Writing a scholarship essay will fall mainly to the student, but as a parent there are ways to support and assist your child with this important task.

1. Research: Before your high school student attempts to begin an essay, it’s helpful to do some general research on what makes a good essay. One book that we found full of great information was Ben Kaplan’s How to Go to College Almost for Free. He devotes an entire chapter to writing effective scholarship essays.

[Follow these 10 Twitter handles in your scholarship search.]

Also, help your child research the specific schools being applied to and scholarships being applied for. Know as much as possible about what the person or committee who will be reading the essay is looking for.

2. Brainstorm topics: Coming up with ideas for an essay is often the hardest part. Sit down with your student and, together, make a list of all the experiences he or she has had in high school. Write down everything, no matter how small. And don’t limit yourselves to school activities. Include work experiences, church involvement, and community work. These things should help spark ideas for essay topics.

[Use these 7 tips to jump start the college application process.]

3. Proofread your student’s work: As a parent, you shouldn’t be involved in writing your child’s essays, but every writer needs a good editor. Proofread your student’s essays and encourage him or her to seek out trusted teachers and counselors to do the same.


1. Be specific: College admissions representatives receive hundreds of essays each week, and I’d guess that the first ones to hit the trash are those that are too general. Avoid broad statements about yourself.

Instead of saying you are a natural leader, write about a time when you were faced with a leadership challenge. Instead of saying you are organized, write about how your organizational skills helped you to complete a project.

2. Make it personal: Include personal anecdotes and examples of whatever is unique about you. In my college essays, I wrote about things like my quirky family and the many personalities of the high school newspaper staff.

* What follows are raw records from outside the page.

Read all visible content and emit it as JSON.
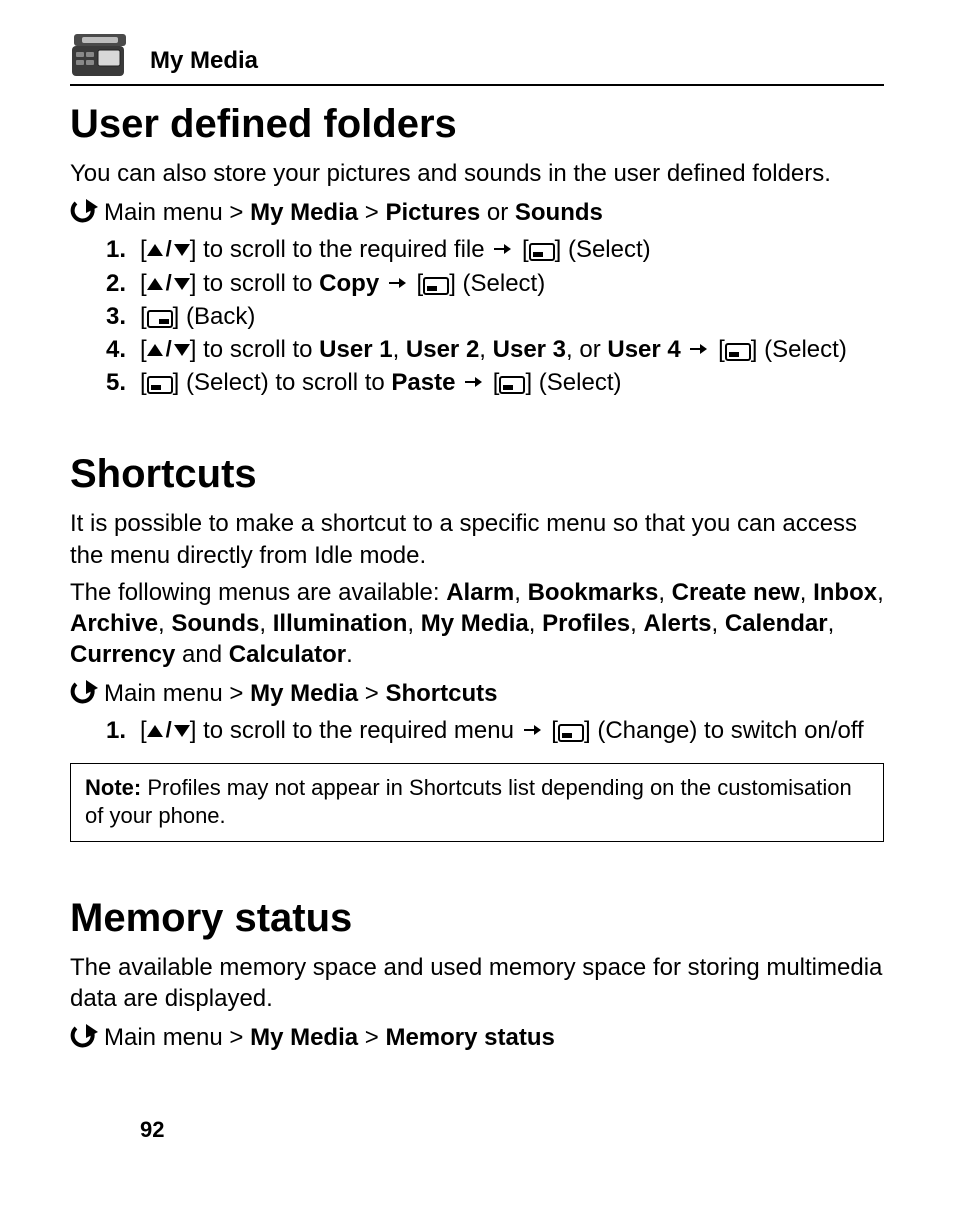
{
  "header": {
    "section": "My Media"
  },
  "page_number": "92",
  "s1": {
    "title": "User defined folders",
    "intro": "You can also store your pictures and sounds in the user defined folders.",
    "nav_prefix": "Main menu > ",
    "nav_b1": "My Media",
    "nav_mid": " > ",
    "nav_b2": "Pictures",
    "nav_or": " or ",
    "nav_b3": "Sounds",
    "steps": {
      "n1": "1.",
      "n2": "2.",
      "n3": "3.",
      "n4": "4.",
      "n5": "5.",
      "t1a": "] to scroll to the required file ",
      "t1b": "] (Select)",
      "t2a": "] to scroll to ",
      "t2b": "Copy",
      "t2c": "] (Select)",
      "t3a": "] (Back)",
      "t4a": "] to scroll to ",
      "t4b": "User 1",
      "t4c": ", ",
      "t4d": "User 2",
      "t4e": ", ",
      "t4f": "User 3",
      "t4g": ", or ",
      "t4h": "User 4",
      "t4i": "] (Select)",
      "t5a": "] (Select) to scroll to ",
      "t5b": "Paste",
      "t5c": "] (Select)"
    }
  },
  "s2": {
    "title": "Shortcuts",
    "intro": "It is possible to make a shortcut to a specific menu so that you can access the menu directly from Idle mode.",
    "menus_prefix": "The following menus are available: ",
    "m1": "Alarm",
    "c1": ", ",
    "m2": "Bookmarks",
    "c2": ", ",
    "m3": "Create new",
    "c3": ", ",
    "m4": "Inbox",
    "c4": ", ",
    "m5": "Archive",
    "c5": ", ",
    "m6": "Sounds",
    "c6": ", ",
    "m7": "Illumination",
    "c7": ", ",
    "m8": "My Media",
    "c8": ", ",
    "m9": "Profiles",
    "c9": ", ",
    "m10": "Alerts",
    "c10": ", ",
    "m11": "Calendar",
    "c11": ", ",
    "m12": "Currency",
    "and": " and ",
    "m13": "Calculator",
    "period": ".",
    "nav_prefix": "Main menu > ",
    "nav_b1": "My Media",
    "nav_mid": " > ",
    "nav_b2": "Shortcuts",
    "steps": {
      "n1": "1.",
      "t1a": "] to scroll to the required menu ",
      "t1b": "] (Change) to switch on/off"
    },
    "note_label": "Note:",
    "note_body": " Profiles may not appear in Shortcuts list depending on the customisation of your phone."
  },
  "s3": {
    "title": "Memory status",
    "intro": "The available memory space and used memory space for storing multimedia data are displayed.",
    "nav_prefix": "Main menu > ",
    "nav_b1": "My Media",
    "nav_mid": " > ",
    "nav_b2": "Memory status"
  }
}
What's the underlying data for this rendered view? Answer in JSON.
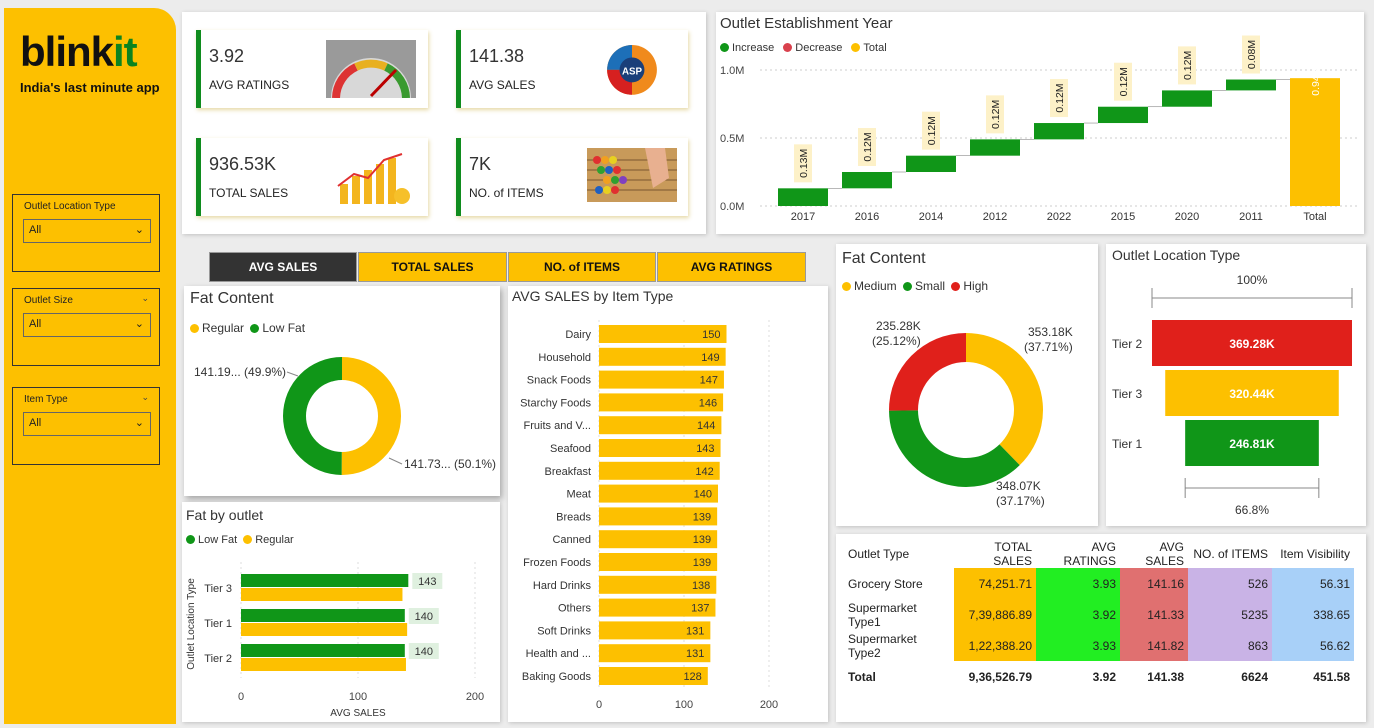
{
  "brand": {
    "name_main": "blink",
    "name_accent": "it",
    "tagline": "India's last minute app"
  },
  "slicers": [
    {
      "label": "Outlet Location Type",
      "value": "All"
    },
    {
      "label": "Outlet Size",
      "value": "All"
    },
    {
      "label": "Item Type",
      "value": "All"
    }
  ],
  "kpis": [
    {
      "value": "3.92",
      "label": "AVG RATINGS",
      "icon": "rating-gauge-image"
    },
    {
      "value": "141.38",
      "label": "AVG SALES",
      "icon": "asp-image"
    },
    {
      "value": "936.53K",
      "label": "TOTAL SALES",
      "icon": "coins-chart-image"
    },
    {
      "value": "7K",
      "label": "NO. of ITEMS",
      "icon": "abacus-image"
    }
  ],
  "tabs": [
    "AVG SALES",
    "TOTAL SALES",
    "NO. of ITEMS",
    "AVG RATINGS"
  ],
  "colors": {
    "yellow": "#fdc000",
    "green": "#109618",
    "red": "#e0201b",
    "dark": "#333333"
  },
  "waterfall": {
    "title": "Outlet Establishment Year",
    "legend": [
      "Increase",
      "Decrease",
      "Total"
    ],
    "y_ticks": [
      "1.0M",
      "0.5M",
      "0.0M"
    ]
  },
  "fat_content_small": {
    "title": "Fat Content",
    "legend": [
      "Regular",
      "Low Fat"
    ],
    "labels": [
      "141.19... (49.9%)",
      "141.73... (50.1%)"
    ]
  },
  "fat_by_outlet": {
    "title": "Fat by outlet",
    "legend": [
      "Low Fat",
      "Regular"
    ],
    "y_axis_title": "Outlet Location Type",
    "x_axis_title": "AVG SALES",
    "x_ticks": [
      "0",
      "100",
      "200"
    ]
  },
  "item_type": {
    "title": "AVG SALES by Item Type",
    "x_ticks": [
      "0",
      "100",
      "200"
    ]
  },
  "fat_content_large": {
    "title": "Fat Content",
    "legend": [
      "Medium",
      "Small",
      "High"
    ],
    "labels": {
      "high": [
        "235.28K",
        "(25.12%)"
      ],
      "medium": [
        "353.18K",
        "(37.71%)"
      ],
      "small": [
        "348.07K",
        "(37.17%)"
      ]
    }
  },
  "outlet_location": {
    "title": "Outlet Location Type",
    "top_pct": "100%",
    "bottom_pct": "66.8%"
  },
  "outlet_table": {
    "headers": [
      "Outlet Type",
      "TOTAL SALES",
      "AVG RATINGS",
      "AVG SALES",
      "NO. of ITEMS",
      "Item Visibility"
    ],
    "rows": [
      [
        "Grocery Store",
        "74,251.71",
        "3.93",
        "141.16",
        "526",
        "56.31"
      ],
      [
        "Supermarket Type1",
        "7,39,886.89",
        "3.92",
        "141.33",
        "5235",
        "338.65"
      ],
      [
        "Supermarket Type2",
        "1,22,388.20",
        "3.93",
        "141.82",
        "863",
        "56.62"
      ]
    ],
    "total": [
      "Total",
      "9,36,526.79",
      "3.92",
      "141.38",
      "6624",
      "451.58"
    ]
  },
  "chart_data": [
    {
      "type": "bar",
      "title": "Outlet Establishment Year",
      "subtype": "waterfall",
      "categories": [
        "2017",
        "2016",
        "2014",
        "2012",
        "2022",
        "2015",
        "2020",
        "2011",
        "Total"
      ],
      "values": [
        0.13,
        0.12,
        0.12,
        0.12,
        0.12,
        0.12,
        0.12,
        0.08,
        0.94
      ],
      "value_labels": [
        "0.13M",
        "0.12M",
        "0.12M",
        "0.12M",
        "0.12M",
        "0.12M",
        "0.12M",
        "0.08M",
        "0.94M"
      ],
      "ylim": [
        0,
        1.0
      ],
      "y_unit": "M"
    },
    {
      "type": "pie",
      "title": "Fat Content",
      "categories": [
        "Regular",
        "Low Fat"
      ],
      "values": [
        141.73,
        141.19
      ],
      "percent": [
        50.1,
        49.9
      ]
    },
    {
      "type": "bar",
      "title": "AVG SALES by Item Type",
      "orientation": "horizontal",
      "categories": [
        "Dairy",
        "Household",
        "Snack Foods",
        "Starchy Foods",
        "Fruits and V...",
        "Seafood",
        "Breakfast",
        "Meat",
        "Breads",
        "Canned",
        "Frozen Foods",
        "Hard Drinks",
        "Others",
        "Soft Drinks",
        "Health and ...",
        "Baking Goods"
      ],
      "values": [
        150,
        149,
        147,
        146,
        144,
        143,
        142,
        140,
        139,
        139,
        139,
        138,
        137,
        131,
        131,
        128
      ],
      "xlim": [
        0,
        200
      ]
    },
    {
      "type": "bar",
      "title": "Fat by outlet",
      "orientation": "horizontal",
      "categories": [
        "Tier 3",
        "Tier 1",
        "Tier 2"
      ],
      "series": [
        {
          "name": "Low Fat",
          "values": [
            143,
            140,
            140
          ]
        },
        {
          "name": "Regular",
          "values": [
            138,
            142,
            141
          ]
        }
      ],
      "xlabel": "AVG SALES",
      "ylabel": "Outlet Location Type",
      "xlim": [
        0,
        200
      ]
    },
    {
      "type": "pie",
      "title": "Fat Content",
      "categories": [
        "Medium",
        "Small",
        "High"
      ],
      "values": [
        353.18,
        348.07,
        235.28
      ],
      "percent": [
        37.71,
        37.17,
        25.12
      ]
    },
    {
      "type": "bar",
      "title": "Outlet Location Type",
      "subtype": "funnel",
      "categories": [
        "Tier 2",
        "Tier 3",
        "Tier 1"
      ],
      "values": [
        369.28,
        320.44,
        246.81
      ],
      "value_labels": [
        "369.28K",
        "320.44K",
        "246.81K"
      ]
    }
  ]
}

Use descriptive language and imagery so that admissions officers gets a feel for who you are and what your life is like.

3. Stay narrow: Going in-depth on one or two ideas is often better than trying to fit all your accomplishments into one essay. Use your résumé to list everything you’ve done. The essay, on the other hand, should give extra insight into one or two of your most meaningful experiences.

[Find out why short and concise essays work best.]

4. Get the easy things right: Don’t give college admissions representatives reasons to disregard your essay. Stay within their word limit; turn everything in on time; and stick to the essay prompt.